:: WORKING DATA ::
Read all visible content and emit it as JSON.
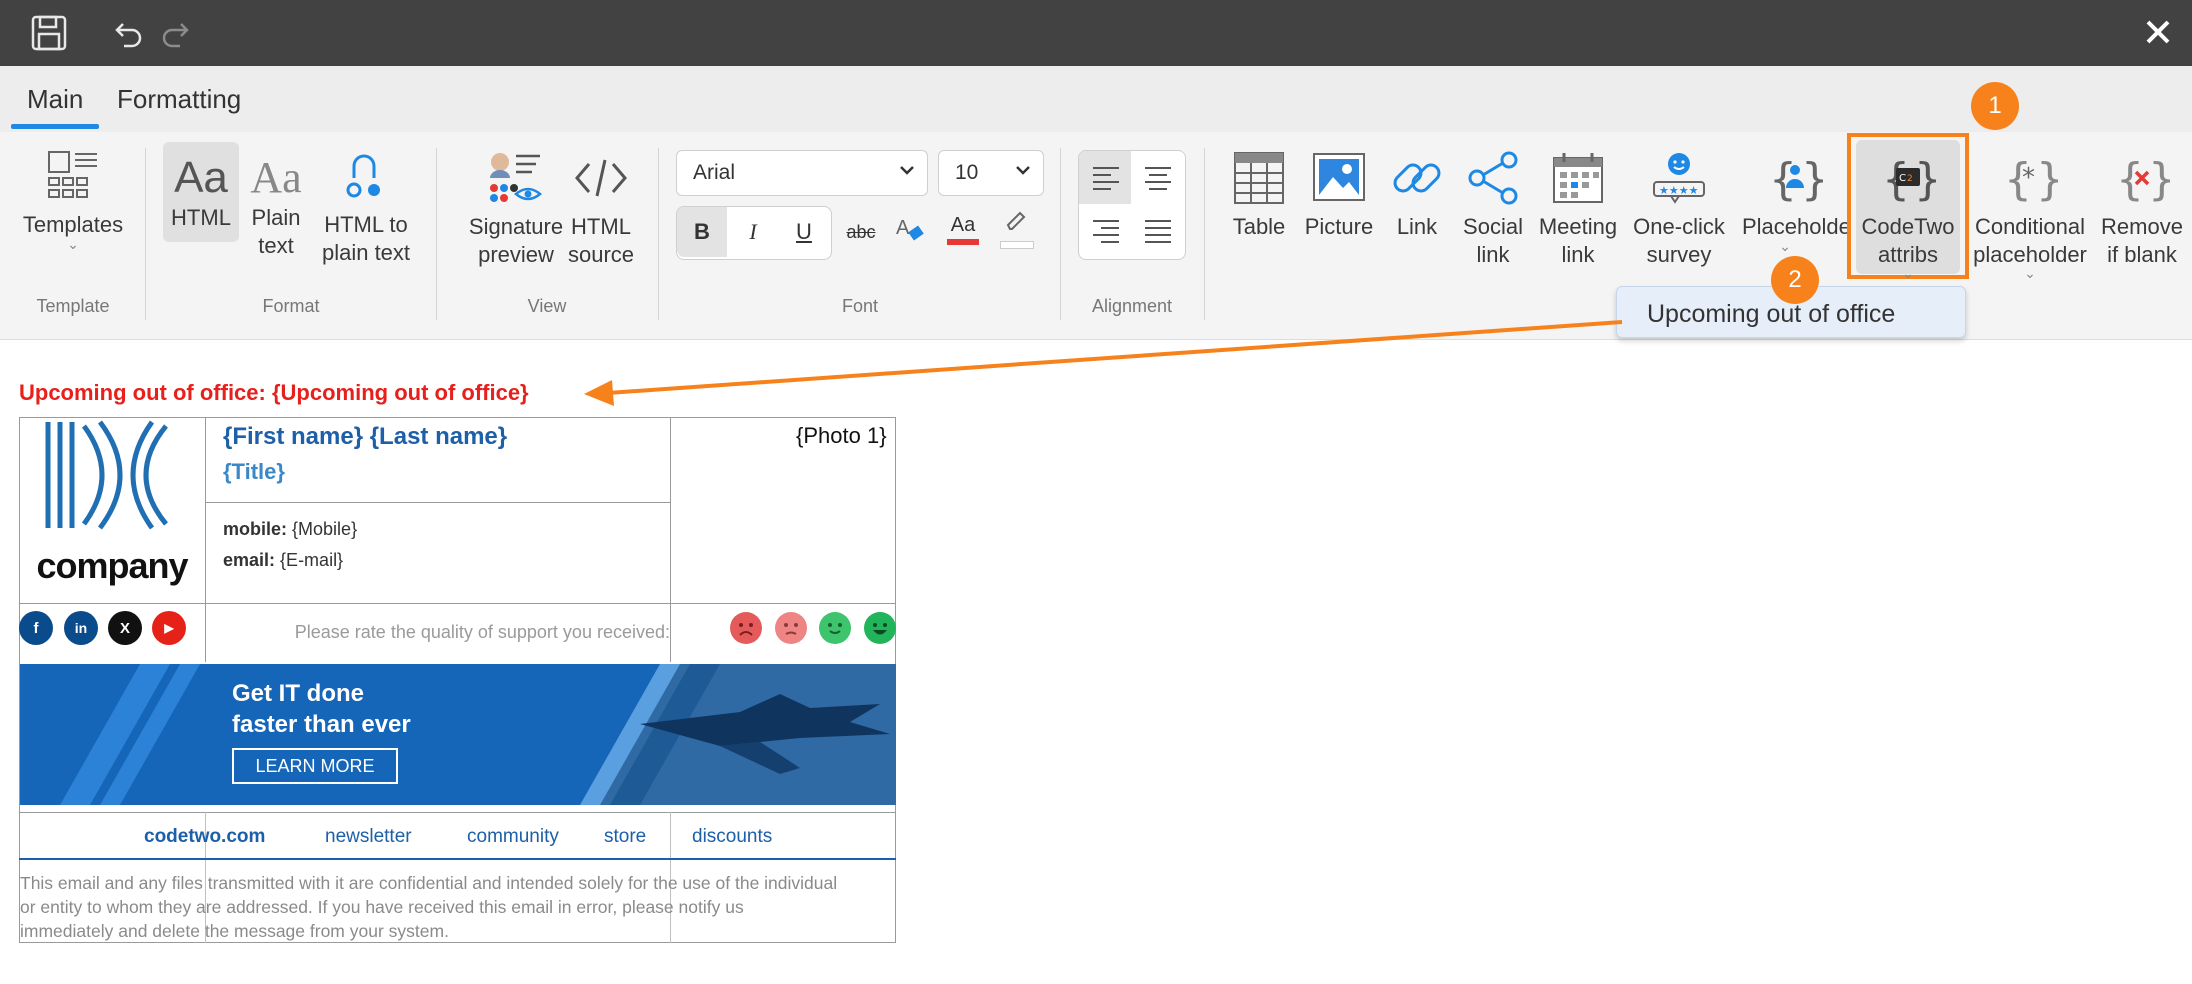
{
  "ribbon": {
    "tabs": [
      "Main",
      "Formatting"
    ],
    "buttons": {
      "templates": "Templates",
      "html": "HTML",
      "plain_text_1": "Plain",
      "plain_text_2": "text",
      "html_to_plain_1": "HTML to",
      "html_to_plain_2": "plain text",
      "sig_preview_1": "Signature",
      "sig_preview_2": "preview",
      "html_source_1": "HTML",
      "html_source_2": "source",
      "table": "Table",
      "picture": "Picture",
      "link": "Link",
      "social_link_1": "Social",
      "social_link_2": "link",
      "meeting_link_1": "Meeting",
      "meeting_link_2": "link",
      "survey_1": "One-click",
      "survey_2": "survey",
      "placeholder": "Placeholder",
      "codetwo_1": "CodeTwo",
      "codetwo_2": "attribs",
      "conditional_1": "Conditional",
      "conditional_2": "placeholder",
      "remove_1": "Remove",
      "remove_2": "if blank"
    },
    "groups": {
      "template": "Template",
      "format": "Format",
      "view": "View",
      "font": "Font",
      "alignment": "Alignment"
    },
    "font": {
      "family": "Arial",
      "size": "10",
      "bold": "B",
      "italic": "I",
      "underline": "U",
      "strike": "abc",
      "font_color": "Aa"
    },
    "dropdown_item": "Upcoming out of office",
    "callouts": [
      "1",
      "2"
    ],
    "accent_color": "#f7821b"
  },
  "signature": {
    "ooo_line": "Upcoming out of office: {Upcoming out of office}",
    "logo_text": "company",
    "name": "{First name} {Last name}",
    "title": "{Title}",
    "photo": "{Photo 1}",
    "mobile_label": "mobile:",
    "mobile_value": "{Mobile}",
    "email_label": "email:",
    "email_value": "{E-mail}",
    "social_icons": [
      "f",
      "in",
      "X",
      "▶"
    ],
    "rate_text": "Please rate the quality of support you received:",
    "banner": {
      "line1": "Get IT done",
      "line2": "faster than ever",
      "button": "LEARN MORE"
    },
    "footer_links": [
      "codetwo.com",
      "newsletter",
      "community",
      "store",
      "discounts"
    ],
    "disclaimer": [
      "This email and any files transmitted with it are confidential and intended solely for the use of the individual",
      "or entity to whom they are addressed. If you have received this email in error, please notify us",
      "immediately and delete the message from your system."
    ]
  }
}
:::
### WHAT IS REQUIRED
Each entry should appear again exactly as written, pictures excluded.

### ANSWER BOX
Read all visible content and emit it as JSON.
{
  "ribbon": {
    "tabs": [
      "Main",
      "Formatting"
    ],
    "buttons": {
      "templates": "Templates",
      "html": "HTML",
      "plain_text_1": "Plain",
      "plain_text_2": "text",
      "html_to_plain_1": "HTML to",
      "html_to_plain_2": "plain text",
      "sig_preview_1": "Signature",
      "sig_preview_2": "preview",
      "html_source_1": "HTML",
      "html_source_2": "source",
      "table": "Table",
      "picture": "Picture",
      "link": "Link",
      "social_link_1": "Social",
      "social_link_2": "link",
      "meeting_link_1": "Meeting",
      "meeting_link_2": "link",
      "survey_1": "One-click",
      "survey_2": "survey",
      "placeholder": "Placeholder",
      "codetwo_1": "CodeTwo",
      "codetwo_2": "attribs",
      "conditional_1": "Conditional",
      "conditional_2": "placeholder",
      "remove_1": "Remove",
      "remove_2": "if blank"
    },
    "groups": {
      "template": "Template",
      "format": "Format",
      "view": "View",
      "font": "Font",
      "alignment": "Alignment"
    },
    "font": {
      "family": "Arial",
      "size": "10",
      "bold": "B",
      "italic": "I",
      "underline": "U",
      "strike": "abc",
      "font_color": "Aa"
    },
    "dropdown_item": "Upcoming out of office",
    "callouts": [
      "1",
      "2"
    ],
    "accent_color": "#f7821b"
  },
  "signature": {
    "ooo_line": "Upcoming out of office: {Upcoming out of office}",
    "logo_text": "company",
    "name": "{First name} {Last name}",
    "title": "{Title}",
    "photo": "{Photo 1}",
    "mobile_label": "mobile:",
    "mobile_value": "{Mobile}",
    "email_label": "email:",
    "email_value": "{E-mail}",
    "social_icons": [
      "f",
      "in",
      "X",
      "▶"
    ],
    "rate_text": "Please rate the quality of support you received:",
    "banner": {
      "line1": "Get IT done",
      "line2": "faster than ever",
      "button": "LEARN MORE"
    },
    "footer_links": [
      "codetwo.com",
      "newsletter",
      "community",
      "store",
      "discounts"
    ],
    "disclaimer": [
      "This email and any files transmitted with it are confidential and intended solely for the use of the individual",
      "or entity to whom they are addressed. If you have received this email in error, please notify us",
      "immediately and delete the message from your system."
    ]
  }
}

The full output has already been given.